For patients with a measurable monoclonal protein by SPE (M-spike), the relative change in the involved HLC or dHLC (involved - uninvolved) concentration has been shown to be equivalent to the relative change in the M-spike (Section 11.5.2) . Michallet et al.  compared responses assigned using Hevylite assays with those assigned using standard IMWG criteria for 463 newly diagnosed IgG and IgA IIMM patients enrolled in the IFM-2009 trial. Hevylite responses were based on changes in dHLC concentrations, and a complete response required normalisation of the HLC ratio (in addition to <5% bone marrow plasma cells). Post-consolidation therapy, there was a good agreement in assigned responses for ≤PR (79%) and ≥CR (92%) categories. By contrast, for patients with a very good PR (VGPR) by IMWG criteria, assigned HLC responses were concordant in only 45% (102/225) cases, with the remainder assigned as PR (18/225) or ≥CR (105/225) by HLC. The clinical outcome was significantly different between these HLC response categories (PR: PFS = 21.3 months; VGPR: PFS = 28.9 months; CR: median PFS not reached. p<0.0001), and the authors conclude that HLC responses correlate better with clinical outcome than current IMWG criteria.
Clinical case history 1
Confirmation of disease progression in a patient with a broadly migrating IgA monoclonal protein.
. SPE showed a 48 g/L broadly migrating monoclonal protein in the γ-region.
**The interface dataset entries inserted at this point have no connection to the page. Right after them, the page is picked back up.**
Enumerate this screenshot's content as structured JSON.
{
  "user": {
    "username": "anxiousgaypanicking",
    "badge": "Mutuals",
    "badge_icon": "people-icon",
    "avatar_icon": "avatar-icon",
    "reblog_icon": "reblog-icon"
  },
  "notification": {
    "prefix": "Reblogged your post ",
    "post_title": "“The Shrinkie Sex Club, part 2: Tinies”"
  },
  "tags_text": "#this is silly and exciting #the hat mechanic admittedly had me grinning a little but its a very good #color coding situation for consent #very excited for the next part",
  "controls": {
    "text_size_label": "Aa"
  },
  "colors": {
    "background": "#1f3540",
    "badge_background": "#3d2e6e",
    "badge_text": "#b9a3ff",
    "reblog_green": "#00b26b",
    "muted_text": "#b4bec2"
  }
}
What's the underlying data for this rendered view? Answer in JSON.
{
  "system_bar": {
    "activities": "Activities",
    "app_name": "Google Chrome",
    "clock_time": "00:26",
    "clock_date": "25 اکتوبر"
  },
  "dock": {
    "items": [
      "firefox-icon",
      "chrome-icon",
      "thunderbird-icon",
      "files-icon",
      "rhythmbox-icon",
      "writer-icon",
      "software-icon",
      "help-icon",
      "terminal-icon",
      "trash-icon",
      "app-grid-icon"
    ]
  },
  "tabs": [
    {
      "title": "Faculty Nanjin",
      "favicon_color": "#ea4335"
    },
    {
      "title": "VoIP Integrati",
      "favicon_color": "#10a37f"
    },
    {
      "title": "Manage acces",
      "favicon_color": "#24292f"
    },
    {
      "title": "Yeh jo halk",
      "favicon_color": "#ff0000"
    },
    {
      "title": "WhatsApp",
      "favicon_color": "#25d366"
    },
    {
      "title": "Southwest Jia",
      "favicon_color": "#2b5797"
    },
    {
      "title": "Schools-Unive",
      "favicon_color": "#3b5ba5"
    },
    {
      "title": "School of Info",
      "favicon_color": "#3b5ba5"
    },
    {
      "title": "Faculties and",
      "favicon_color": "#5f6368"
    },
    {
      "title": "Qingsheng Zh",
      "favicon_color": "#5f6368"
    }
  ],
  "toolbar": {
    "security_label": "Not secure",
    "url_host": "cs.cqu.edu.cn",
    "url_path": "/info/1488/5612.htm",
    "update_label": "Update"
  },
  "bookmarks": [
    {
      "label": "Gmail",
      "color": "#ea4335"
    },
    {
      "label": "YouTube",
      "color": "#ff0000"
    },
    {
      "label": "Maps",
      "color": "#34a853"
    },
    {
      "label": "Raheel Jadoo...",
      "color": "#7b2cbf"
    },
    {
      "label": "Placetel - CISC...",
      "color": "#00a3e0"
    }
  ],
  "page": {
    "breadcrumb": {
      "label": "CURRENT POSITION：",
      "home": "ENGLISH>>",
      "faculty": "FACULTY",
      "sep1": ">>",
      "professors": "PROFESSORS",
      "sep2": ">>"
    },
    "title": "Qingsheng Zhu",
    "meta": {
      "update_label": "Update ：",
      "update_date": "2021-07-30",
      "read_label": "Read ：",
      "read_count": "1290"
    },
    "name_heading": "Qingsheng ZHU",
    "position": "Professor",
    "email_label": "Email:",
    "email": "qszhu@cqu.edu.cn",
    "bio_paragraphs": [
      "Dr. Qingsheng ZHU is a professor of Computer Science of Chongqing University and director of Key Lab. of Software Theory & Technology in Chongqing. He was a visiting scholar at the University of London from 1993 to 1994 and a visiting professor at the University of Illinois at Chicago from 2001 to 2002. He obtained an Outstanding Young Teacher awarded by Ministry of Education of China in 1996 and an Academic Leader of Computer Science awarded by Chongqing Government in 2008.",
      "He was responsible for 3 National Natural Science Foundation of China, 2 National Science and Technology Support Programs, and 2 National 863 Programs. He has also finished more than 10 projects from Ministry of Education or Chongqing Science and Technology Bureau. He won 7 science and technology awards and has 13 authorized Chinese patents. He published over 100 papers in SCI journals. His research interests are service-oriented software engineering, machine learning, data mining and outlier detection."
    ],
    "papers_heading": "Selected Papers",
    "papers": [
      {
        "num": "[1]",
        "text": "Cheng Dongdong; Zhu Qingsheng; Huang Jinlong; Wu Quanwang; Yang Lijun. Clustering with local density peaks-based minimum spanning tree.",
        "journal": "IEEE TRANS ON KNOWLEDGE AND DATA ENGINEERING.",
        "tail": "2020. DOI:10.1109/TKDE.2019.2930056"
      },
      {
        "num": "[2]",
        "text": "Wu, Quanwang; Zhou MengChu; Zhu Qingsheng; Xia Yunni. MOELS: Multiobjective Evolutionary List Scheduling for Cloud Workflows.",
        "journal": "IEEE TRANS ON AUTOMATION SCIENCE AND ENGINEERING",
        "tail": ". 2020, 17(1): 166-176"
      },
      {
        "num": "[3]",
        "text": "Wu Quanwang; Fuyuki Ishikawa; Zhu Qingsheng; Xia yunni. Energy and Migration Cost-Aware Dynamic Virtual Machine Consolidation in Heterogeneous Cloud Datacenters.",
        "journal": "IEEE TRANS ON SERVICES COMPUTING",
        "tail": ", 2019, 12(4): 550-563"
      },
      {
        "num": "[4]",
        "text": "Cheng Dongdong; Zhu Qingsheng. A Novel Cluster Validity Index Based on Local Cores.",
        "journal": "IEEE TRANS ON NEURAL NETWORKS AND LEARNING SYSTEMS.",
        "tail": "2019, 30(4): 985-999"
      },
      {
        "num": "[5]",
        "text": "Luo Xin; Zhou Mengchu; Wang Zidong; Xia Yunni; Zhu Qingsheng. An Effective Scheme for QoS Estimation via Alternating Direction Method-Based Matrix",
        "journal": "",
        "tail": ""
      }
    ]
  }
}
The monoclonal protein was identified as an IgAκ intact immunoglobulin by sIFE (Figure 18.11). Total IgA levels were 47.2 g/L and there was an abnormal sFLC κ/λ ratio (7.0). A bone marrow biopsy indicated 40% monoclonal κ-restricted plasma cells. A bone survey revealed diffuse osteopenia, multiple small lytic lesions and a lesion consistent with plasmacytoma in one of the thoracic vertebrae. The patient was diagnosed with MM (Durie Salmon stage IIIA).
The patient was successfully treated and achieved a serum and urine IFE CR, which was sustained for 18 months. Subsequently, the patient relapsed with monoclonal IgAκ (39.2 g/L), as detected by electrophoresis. She was successfully treated with Revlimid and dexamethasone, achieving a second CR (Figure 18.11, August 2010). Between August and October 2010, although electrophoresis remained negative, total IgA levels increased steadily and became abnormal. Concurrently, the patient developed a lung infection (Figure 18.11, October 2010). The elevation of serum IgA may have been attributable to the infection or, given the patient’s history, due to disease relapse. However, IFE did not identify a monoclonal protein until January 2011.
Retrospective HLC analysis was performed on the equivocal samples taken between January 2008 and January 2011 (Figure 18.12) The IgAκ/IgAλ HLC ratio decreased in response to treatment after the first relapse (January 2008) but did not normalise, possibly indicating residual disease. In the following months, HLC ratios increased steadily, supporting the existence of an abnormal clone despite the apparently normal IFE results.
The authors concluded that IgA HLC assays were particularly beneficial for monitoring this broadly migrating monoclonal protein, which was difficult to identify and quantify by serum electrophoretic techniques. In addition, IgA HLC was more sensitive than electrophoresis measurements for detecting disease relapse.